As the financial future of our fair city hangs in the balance, it seems that Mayor Dave Bing is pulling out every stop he can to free up some money. This is understood, but unfortunately, it seems that with this huge budget deficit, Detroiters are in danger of losing some of the signature events and holiday traditions that we look forward to each year. According to the Detroit Free Press, on Friday, Mayor Bing announced that “the city is unable to sustain the public safety and public works costs associated with regional events held in the city beyond this year’s fireworks without outside help.” Bing has already appealed to Wayne, Oakland and Macomb counties along with the Michigan State Police, to assist in funding the 54th Annual Target Fireworks, scheduled for June 25 and costing an estimated $700,000.
“The city’s current fiscal operating structure, starting with the budget as approved for fiscal year 2012-13 on July 1, no longer includes the costs for these regional events,” according to a statement from the mayor’s office. “As such, we will actively engage the Parade Company and our regional partners to discuss the financial sustainability of events like the fireworks and the Thanksgiving Day parade in the future.”
In contrast to this announcement, Tony Michaels, President and CEO of the Parade Company—-which puts on both the Thanksgiving parade and the Fireworks—- insisted that the Fireworks and also the 86-year tradition of the Thanksgiving Parade will continue on, despite Michaels’ admitted involvement in the city’s desperate plea to various counties for help with this year’s fireworks. All three county sheriff’s offices have also agreed to send deputies and reserves to help with crowd control and other public safety needs at the fireworks, but they are expecting future reimbursement.
However, Bing seems to be a little vague when it comes to the repayment of outside law enforcement, stating that some regional law enforcement assistance was “in-kind.” Detroit is paying a portion of the regional law enforcement assistance “through an amendment to an existing grant,” according to Bing’s statement.
“If there wasn’t any funding available, I don’t think we would be able to pick up that because our budgets are shrinking, too,” said Macomb County Sheriff Anthony Wickersham.
Michaels said the Parade Company would work on a solution through meetings with the state, city and the three counties if funding for law enforcement needs for future events remains uncertain.
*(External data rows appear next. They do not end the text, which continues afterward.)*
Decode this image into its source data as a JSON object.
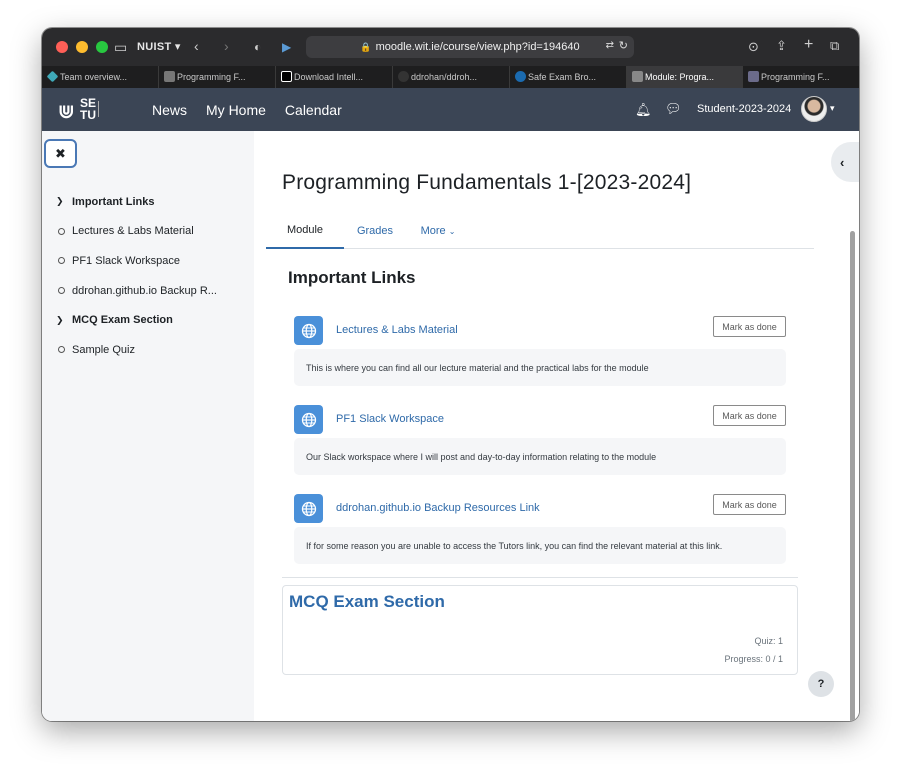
{
  "browser": {
    "profile": "NUIST",
    "url": "moodle.wit.ie/course/view.php?id=194640",
    "tabs": [
      {
        "label": "Team overview...",
        "favicon": "diamond-icon",
        "color": "#3fa9b8"
      },
      {
        "label": "Programming F...",
        "favicon": "moodle-icon",
        "color": "#5a5a5a"
      },
      {
        "label": "Download Intell...",
        "favicon": "intellij-icon",
        "color": "#000000"
      },
      {
        "label": "ddrohan/ddroh...",
        "favicon": "github-icon",
        "color": "#333333"
      },
      {
        "label": "Safe Exam Bro...",
        "favicon": "seb-icon",
        "color": "#1b6bb0"
      },
      {
        "label": "Module: Progra...",
        "favicon": "moodle-icon",
        "color": "#888888"
      },
      {
        "label": "Programming F...",
        "favicon": "d-icon",
        "color": "#6b6b8a"
      }
    ],
    "active_tab_index": 5
  },
  "navbar": {
    "logo_text_1": "SE",
    "logo_text_2": "TU",
    "links": [
      "News",
      "My Home",
      "Calendar"
    ],
    "username": "Student-2023-2024"
  },
  "drawer": {
    "items": [
      {
        "label": "Important Links",
        "kind": "section"
      },
      {
        "label": "Lectures & Labs Material",
        "kind": "item"
      },
      {
        "label": "PF1 Slack Workspace",
        "kind": "item"
      },
      {
        "label": "ddrohan.github.io Backup R...",
        "kind": "item"
      },
      {
        "label": "MCQ Exam Section",
        "kind": "section"
      },
      {
        "label": "Sample Quiz",
        "kind": "item"
      }
    ]
  },
  "course": {
    "title": "Programming Fundamentals 1-[2023-2024]",
    "tabs": [
      "Module",
      "Grades",
      "More"
    ],
    "active_tab": "Module"
  },
  "sections": {
    "important_links": {
      "heading": "Important Links",
      "activities": [
        {
          "title": "Lectures & Labs Material",
          "button": "Mark as done",
          "description": "This is where you can find all our lecture material and the practical labs for the module"
        },
        {
          "title": "PF1 Slack Workspace",
          "button": "Mark as done",
          "description": "Our Slack workspace where I will post and day-to-day information relating to the module"
        },
        {
          "title": "ddrohan.github.io Backup Resources Link",
          "button": "Mark as done",
          "description": "If for some reason you are unable to access the Tutors link, you can find the relevant material at this link."
        }
      ]
    },
    "mcq": {
      "heading": "MCQ Exam Section",
      "quiz_count": "Quiz: 1",
      "progress": "Progress: 0 / 1"
    }
  },
  "help_label": "?",
  "colors": {
    "nav_bg": "#3b4555",
    "link": "#2f6aa9",
    "activity_icon": "#4a90d9"
  }
}
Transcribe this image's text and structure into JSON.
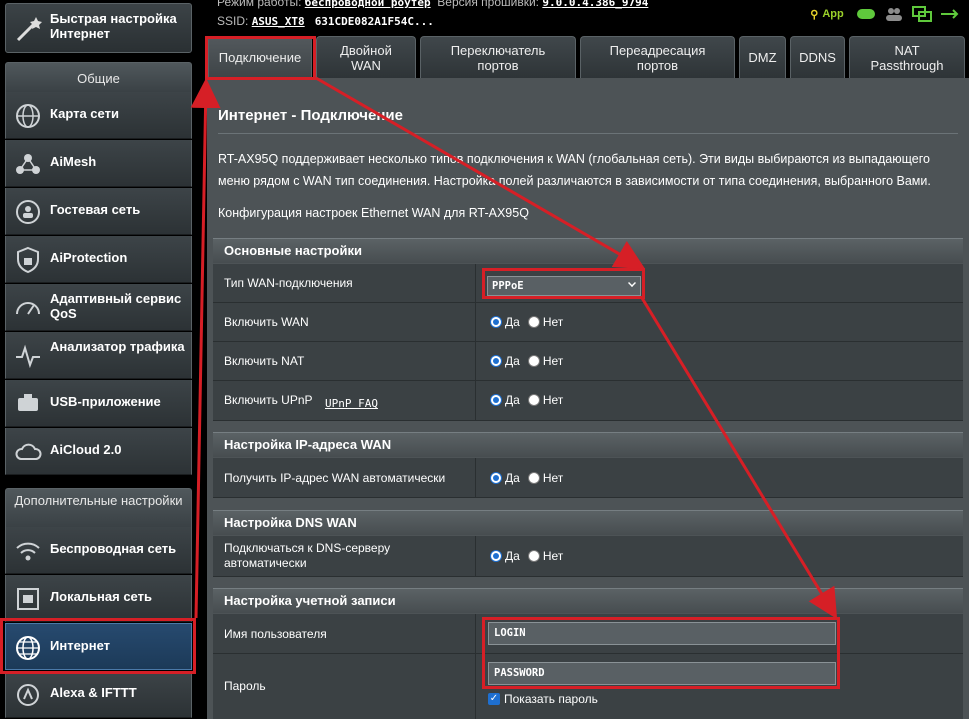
{
  "topbar": {
    "mode_label": "Режим работы:",
    "mode_value": "беспроводной роутер",
    "fw_label": "Версия прошивки:",
    "fw_value": "9.0.0.4.386_9794",
    "ssid_label": "SSID:",
    "ssid_1": "ASUS_XT8",
    "ssid_2": "631CDE082A1F54C...",
    "app_label": "App"
  },
  "sidebar": {
    "quick": "Быстрая настройка Интернет",
    "general_header": "Общие",
    "general_items": [
      {
        "label": "Карта сети"
      },
      {
        "label": "AiMesh"
      },
      {
        "label": "Гостевая сеть"
      },
      {
        "label": "AiProtection"
      },
      {
        "label": "Адаптивный сервис QoS"
      },
      {
        "label": "Анализатор трафика"
      },
      {
        "label": "USB-приложение"
      },
      {
        "label": "AiCloud 2.0"
      }
    ],
    "advanced_header": "Дополнительные настройки",
    "advanced_items": [
      {
        "label": "Беспроводная сеть"
      },
      {
        "label": "Локальная сеть"
      },
      {
        "label": "Интернет"
      },
      {
        "label": "Alexa & IFTTT"
      }
    ]
  },
  "tabs": [
    {
      "label": "Подключение",
      "active": true
    },
    {
      "label": "Двойной WAN"
    },
    {
      "label": "Переключатель портов"
    },
    {
      "label": "Переадресация портов"
    },
    {
      "label": "DMZ"
    },
    {
      "label": "DDNS"
    },
    {
      "label": "NAT Passthrough"
    }
  ],
  "main": {
    "title": "Интернет - Подключение",
    "desc": "RT-AX95Q поддерживает несколько типов подключения к WAN (глобальная сеть). Эти виды выбираются из выпадающего меню рядом с WAN тип соединения. Настройка полей различаются в зависимости от типа соединения, выбранного Вами.",
    "config": "Конфигурация настроек Ethernet WAN для RT-AX95Q",
    "groups": {
      "basic": "Основные настройки",
      "ip": "Настройка IP-адреса WAN",
      "dns": "Настройка DNS WAN",
      "account": "Настройка учетной записи"
    },
    "fields": {
      "wan_type_label": "Тип WAN-подключения",
      "wan_type_value": "PPPoE",
      "enable_wan": "Включить WAN",
      "enable_nat": "Включить NAT",
      "enable_upnp": "Включить UPnP",
      "upnp_faq": "UPnP FAQ",
      "auto_ip": "Получить IP-адрес WAN автоматически",
      "dns_auto": "Подключаться к DNS-серверу автоматически",
      "username_label": "Имя пользователя",
      "username_value": "LOGIN",
      "password_label": "Пароль",
      "password_value": "PASSWORD",
      "show_password": "Показать пароль"
    },
    "yes": "Да",
    "no": "Нет"
  },
  "colors": {
    "annotation": "#d61f26",
    "accent": "#1e6fd0"
  }
}
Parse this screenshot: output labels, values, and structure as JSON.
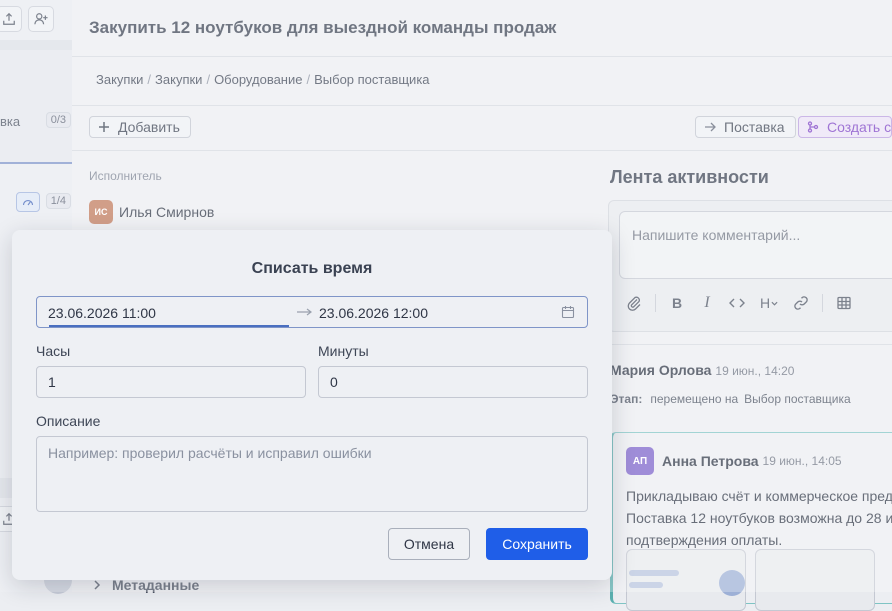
{
  "left_panel": {
    "truncated_label": "вка",
    "badge_1": "0/3",
    "badge_2": "1/4"
  },
  "task": {
    "title": "Закупить 12 ноутбуков для выездной команды продаж"
  },
  "breadcrumb": [
    "Закупки",
    "Закупки",
    "Оборудование",
    "Выбор поставщика"
  ],
  "toolbar": {
    "add_label": "Добавить",
    "delivery_label": "Поставка",
    "create_label": "Создать с"
  },
  "details": {
    "assignee_label": "Исполнитель",
    "assignee_initials": "ИС",
    "assignee_name": "Илья Смирнов",
    "metadata_label": "Метаданные"
  },
  "activity": {
    "title": "Лента активности",
    "comment_placeholder": "Напишите комментарий...",
    "event": {
      "author": "Мария Орлова",
      "time": "19 июн., 14:20",
      "key": "Этап:",
      "action": "перемещено на",
      "value": "Выбор поставщика"
    },
    "reply": {
      "initials": "АП",
      "author": "Анна Петрова",
      "time": "19 июн., 14:05",
      "line1": "Прикладываю счёт и коммерческое пред",
      "line2": "Поставка 12 ноутбуков возможна до 28 и",
      "line3": "подтверждения оплаты."
    }
  },
  "modal": {
    "title": "Списать время",
    "date_start": "23.06.2026 11:00",
    "date_end": "23.06.2026 12:00",
    "hours_label": "Часы",
    "hours_value": "1",
    "minutes_label": "Минуты",
    "minutes_value": "0",
    "description_label": "Описание",
    "description_placeholder": "Например: проверил расчёты и исправил ошибки",
    "cancel_label": "Отмена",
    "save_label": "Сохранить"
  },
  "colors": {
    "accent": "#1f5ee8",
    "avatar_is": "#c0795a",
    "avatar_ap": "#7b61c9",
    "create_button": "#7a3fc4"
  }
}
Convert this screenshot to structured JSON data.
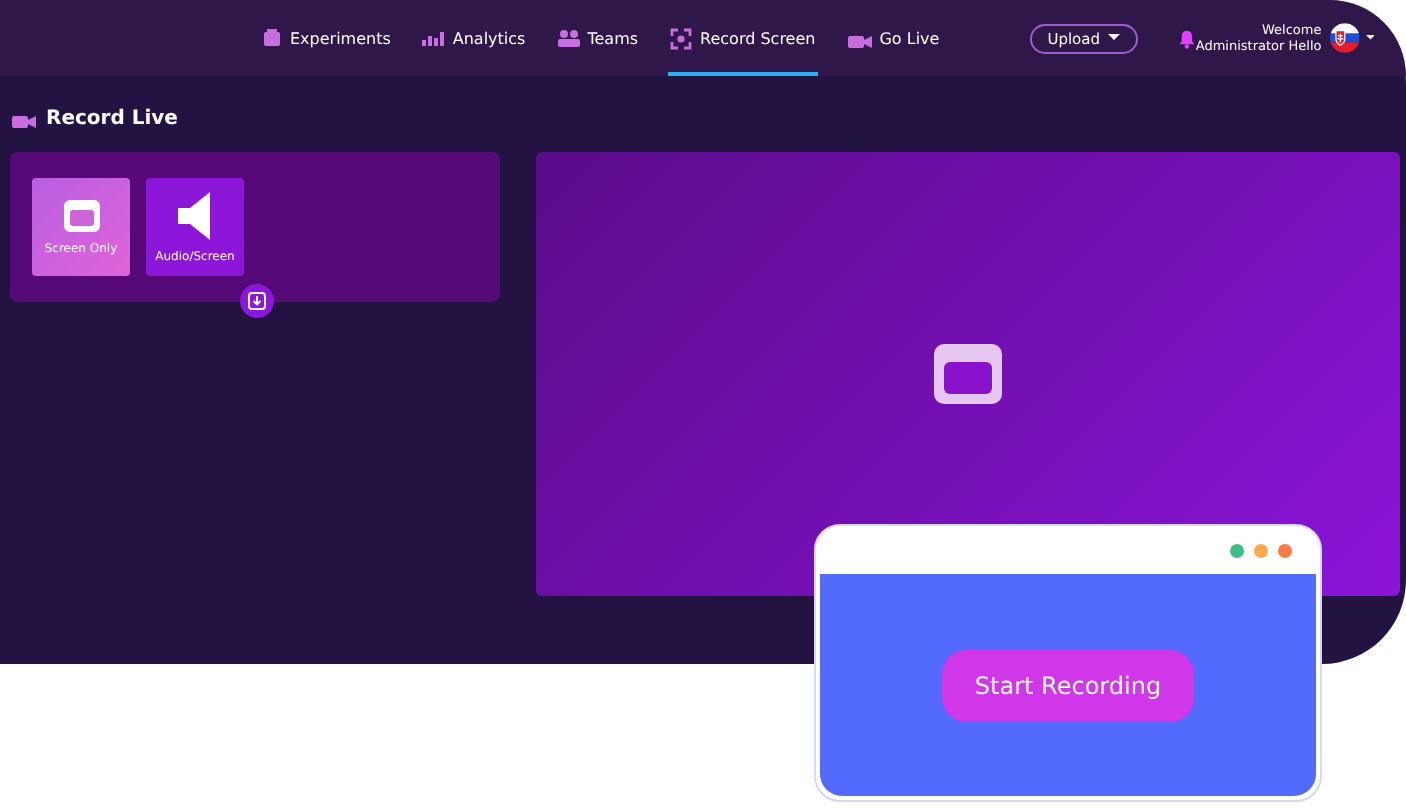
{
  "nav": {
    "tabs": [
      {
        "label": "Experiments",
        "selected": false
      },
      {
        "label": "Analytics",
        "selected": false
      },
      {
        "label": "Teams",
        "selected": false
      },
      {
        "label": "Record Screen",
        "selected": true
      },
      {
        "label": "Go Live",
        "selected": false
      }
    ],
    "upload": "Upload",
    "user": {
      "greeting": "Welcome",
      "name": "Administrator Hello"
    }
  },
  "section": {
    "title": "Record Live"
  },
  "options": [
    {
      "label": "Screen Only",
      "selected": true
    },
    {
      "label": "Audio/Screen",
      "selected": false
    }
  ],
  "popup": {
    "dots": [
      {
        "color": "#3dbe83"
      },
      {
        "color": "#ffa94d"
      },
      {
        "color": "#ff7a45"
      }
    ],
    "button": "Start Recording"
  }
}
We all know Detroit is facing hard times, but I definitely think it would be a bad idea for Bing to not pay back law enforcement from other counties for doing us the favor of providing security at our city’s fireworks. In my personal opinion, law enforcement is not the area where we need to save money so hopefully, other corners can be cut to keep the Thanksgiving Parade and Fireworks in operation. All in all, I hope Bing has a plan!! Nevertheless, let’s enjoy what may be Detroit’s last Target Fireworks Celebration on Monday, June 25, 2012, and let’s all throw some good vibes in the air for this year’s Thanksgiving Parade!